Australia’s construction industry, which is currently facing a troubled period, is set to regain growth momentum from 2020 on the back of a range of major infrastructure development programs and projects, according GlobalData, a leading data and analytics company.
GlobalData’s report, ‘Construction in Australia – Key Trends and Opportunities by State and Territory to 2023’, reveals that Australia’s construction industry’s output value, measured at constant 2017 US dollar exchange rates, declined from US$171.6bn in 2017 to US$165.3bn in 2018, reflecting a sharp drop in activity in the oil and gas sector as major projects were completed.
According to the report, the industry is expected to remain weak in 2019, contracting by 2.4% in real terms, an outturn that partly reflects a lull in activity in the construction of major energy projects but also a downturn in the residential sector.

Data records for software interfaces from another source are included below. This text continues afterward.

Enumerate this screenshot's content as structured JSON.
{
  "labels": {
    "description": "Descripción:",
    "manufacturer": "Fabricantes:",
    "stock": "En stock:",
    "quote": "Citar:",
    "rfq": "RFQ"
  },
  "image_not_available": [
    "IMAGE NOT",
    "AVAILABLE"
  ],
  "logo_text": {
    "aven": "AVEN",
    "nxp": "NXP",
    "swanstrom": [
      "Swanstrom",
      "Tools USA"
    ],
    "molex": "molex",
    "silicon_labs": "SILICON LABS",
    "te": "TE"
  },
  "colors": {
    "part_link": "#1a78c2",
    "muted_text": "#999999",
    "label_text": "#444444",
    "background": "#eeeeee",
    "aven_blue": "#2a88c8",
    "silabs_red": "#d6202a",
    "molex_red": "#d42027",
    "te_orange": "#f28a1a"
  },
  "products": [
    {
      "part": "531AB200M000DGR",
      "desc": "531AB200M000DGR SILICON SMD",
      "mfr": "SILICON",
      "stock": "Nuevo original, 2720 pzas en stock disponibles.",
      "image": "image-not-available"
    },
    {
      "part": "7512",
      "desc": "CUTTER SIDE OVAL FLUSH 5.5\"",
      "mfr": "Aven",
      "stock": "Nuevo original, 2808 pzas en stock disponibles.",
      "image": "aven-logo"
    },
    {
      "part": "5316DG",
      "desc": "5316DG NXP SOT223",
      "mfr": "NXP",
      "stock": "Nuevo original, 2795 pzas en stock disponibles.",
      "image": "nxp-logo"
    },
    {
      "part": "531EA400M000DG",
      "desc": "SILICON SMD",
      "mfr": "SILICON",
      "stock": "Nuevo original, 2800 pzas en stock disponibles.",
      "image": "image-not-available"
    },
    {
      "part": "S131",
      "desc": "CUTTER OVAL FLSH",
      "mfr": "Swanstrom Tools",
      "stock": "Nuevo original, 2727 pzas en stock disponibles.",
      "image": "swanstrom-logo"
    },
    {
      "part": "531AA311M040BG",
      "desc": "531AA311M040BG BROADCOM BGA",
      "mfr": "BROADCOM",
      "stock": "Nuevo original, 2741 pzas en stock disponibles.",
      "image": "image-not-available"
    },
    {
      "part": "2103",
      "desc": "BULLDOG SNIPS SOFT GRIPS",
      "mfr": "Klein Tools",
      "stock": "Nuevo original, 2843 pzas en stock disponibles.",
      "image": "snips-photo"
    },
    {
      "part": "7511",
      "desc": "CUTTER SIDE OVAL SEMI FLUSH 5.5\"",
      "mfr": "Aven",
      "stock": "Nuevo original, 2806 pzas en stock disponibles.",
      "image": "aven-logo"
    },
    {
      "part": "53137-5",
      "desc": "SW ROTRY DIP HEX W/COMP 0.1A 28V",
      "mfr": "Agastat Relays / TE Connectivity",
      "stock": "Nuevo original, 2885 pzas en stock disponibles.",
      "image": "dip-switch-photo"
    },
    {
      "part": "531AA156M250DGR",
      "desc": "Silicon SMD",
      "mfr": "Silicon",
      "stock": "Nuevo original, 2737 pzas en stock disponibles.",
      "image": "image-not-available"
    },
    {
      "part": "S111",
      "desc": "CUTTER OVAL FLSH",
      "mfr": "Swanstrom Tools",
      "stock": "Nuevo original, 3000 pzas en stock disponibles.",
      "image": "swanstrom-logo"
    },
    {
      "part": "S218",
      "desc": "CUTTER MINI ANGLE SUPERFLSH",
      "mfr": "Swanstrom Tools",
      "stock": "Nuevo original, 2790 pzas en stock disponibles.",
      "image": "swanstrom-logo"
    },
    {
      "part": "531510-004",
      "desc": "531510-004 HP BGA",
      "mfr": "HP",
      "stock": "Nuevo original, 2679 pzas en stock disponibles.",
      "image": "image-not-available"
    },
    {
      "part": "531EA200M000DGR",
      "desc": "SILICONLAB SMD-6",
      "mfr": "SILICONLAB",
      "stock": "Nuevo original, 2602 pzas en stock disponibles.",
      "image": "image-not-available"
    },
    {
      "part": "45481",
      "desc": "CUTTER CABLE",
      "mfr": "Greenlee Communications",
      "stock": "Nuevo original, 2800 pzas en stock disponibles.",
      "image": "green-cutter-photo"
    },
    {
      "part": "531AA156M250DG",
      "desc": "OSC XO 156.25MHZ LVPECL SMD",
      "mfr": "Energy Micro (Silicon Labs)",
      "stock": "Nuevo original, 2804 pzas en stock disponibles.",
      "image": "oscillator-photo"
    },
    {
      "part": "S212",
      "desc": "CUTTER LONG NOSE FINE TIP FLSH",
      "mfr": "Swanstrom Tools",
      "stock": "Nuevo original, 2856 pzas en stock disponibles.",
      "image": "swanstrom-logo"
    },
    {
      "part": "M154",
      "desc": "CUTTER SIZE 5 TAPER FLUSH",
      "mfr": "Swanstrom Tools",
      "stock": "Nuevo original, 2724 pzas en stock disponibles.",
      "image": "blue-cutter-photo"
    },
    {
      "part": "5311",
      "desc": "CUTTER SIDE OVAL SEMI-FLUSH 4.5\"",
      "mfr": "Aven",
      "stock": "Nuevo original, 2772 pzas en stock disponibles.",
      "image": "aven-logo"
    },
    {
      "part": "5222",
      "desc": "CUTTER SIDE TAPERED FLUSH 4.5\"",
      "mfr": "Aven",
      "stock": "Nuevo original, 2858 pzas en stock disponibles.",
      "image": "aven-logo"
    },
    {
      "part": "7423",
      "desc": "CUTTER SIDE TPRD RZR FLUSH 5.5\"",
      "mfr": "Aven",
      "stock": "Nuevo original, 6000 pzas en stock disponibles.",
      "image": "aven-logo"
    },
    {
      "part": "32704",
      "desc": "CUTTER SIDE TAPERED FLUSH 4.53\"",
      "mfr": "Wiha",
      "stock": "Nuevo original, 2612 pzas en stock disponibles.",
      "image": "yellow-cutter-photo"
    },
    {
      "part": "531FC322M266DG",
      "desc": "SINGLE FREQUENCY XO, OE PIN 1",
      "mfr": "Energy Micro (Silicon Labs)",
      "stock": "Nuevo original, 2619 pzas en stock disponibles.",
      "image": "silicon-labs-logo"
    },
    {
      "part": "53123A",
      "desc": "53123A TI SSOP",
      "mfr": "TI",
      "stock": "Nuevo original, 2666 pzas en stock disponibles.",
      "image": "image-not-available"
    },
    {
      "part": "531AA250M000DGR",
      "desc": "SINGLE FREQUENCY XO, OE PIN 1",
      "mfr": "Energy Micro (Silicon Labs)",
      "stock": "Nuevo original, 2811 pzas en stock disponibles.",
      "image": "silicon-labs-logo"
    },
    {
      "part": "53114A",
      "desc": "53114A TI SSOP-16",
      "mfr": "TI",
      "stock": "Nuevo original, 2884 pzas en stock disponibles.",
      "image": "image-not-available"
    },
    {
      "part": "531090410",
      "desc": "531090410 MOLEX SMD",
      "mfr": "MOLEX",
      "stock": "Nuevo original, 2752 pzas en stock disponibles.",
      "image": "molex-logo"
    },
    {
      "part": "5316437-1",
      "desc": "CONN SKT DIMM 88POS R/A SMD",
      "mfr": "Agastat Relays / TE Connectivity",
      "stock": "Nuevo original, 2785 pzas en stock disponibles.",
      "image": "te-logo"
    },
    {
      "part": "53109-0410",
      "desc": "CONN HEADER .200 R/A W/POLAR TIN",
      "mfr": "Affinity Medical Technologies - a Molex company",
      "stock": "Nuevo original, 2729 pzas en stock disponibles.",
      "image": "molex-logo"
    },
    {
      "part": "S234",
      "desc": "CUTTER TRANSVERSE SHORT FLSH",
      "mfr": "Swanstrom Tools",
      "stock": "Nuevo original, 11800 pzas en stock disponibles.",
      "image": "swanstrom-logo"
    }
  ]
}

Danny Richards, Construction Analyst at GlobalData, comments: “Residential construction accounted for 36% of the Australian construction industry’s total value in 2018. The residential sector has been expanding rapidly in recent years, but the consequent oversupply of residential buildings as well as tighter lending conditions will hamper the sector in the coming years, and by 2023 it will account for less than 32% of the industry’s total value.”
Highlighting the gloomy outlook for the residential sector, the total number of dwelling units approved in the country decreased by 22% year-on-year in the first four months of 2019, according to the Australian Bureau of Statistics (ABS), following declines of 5.8% in 2018 and 4% in 2017.
However, the industry’s output value in real terms is expected to rise at a compound annual growth rate of 2.14% over the forecast period (2019–2023), compared to -1.59% during the review period (2014–2018).
Richards concludes: “Australia’s construction industry will regain growth momentum from 2020. The improvement will be driven by investments in transport infrastructure, with the government planning to invest US$58.9bn to develop the country’s transport infrastructure by 2027–2028. Commercial and industrial projects and an improvement in consumer and investor confidence will also provide support, offsetting the downturn in residential construction.”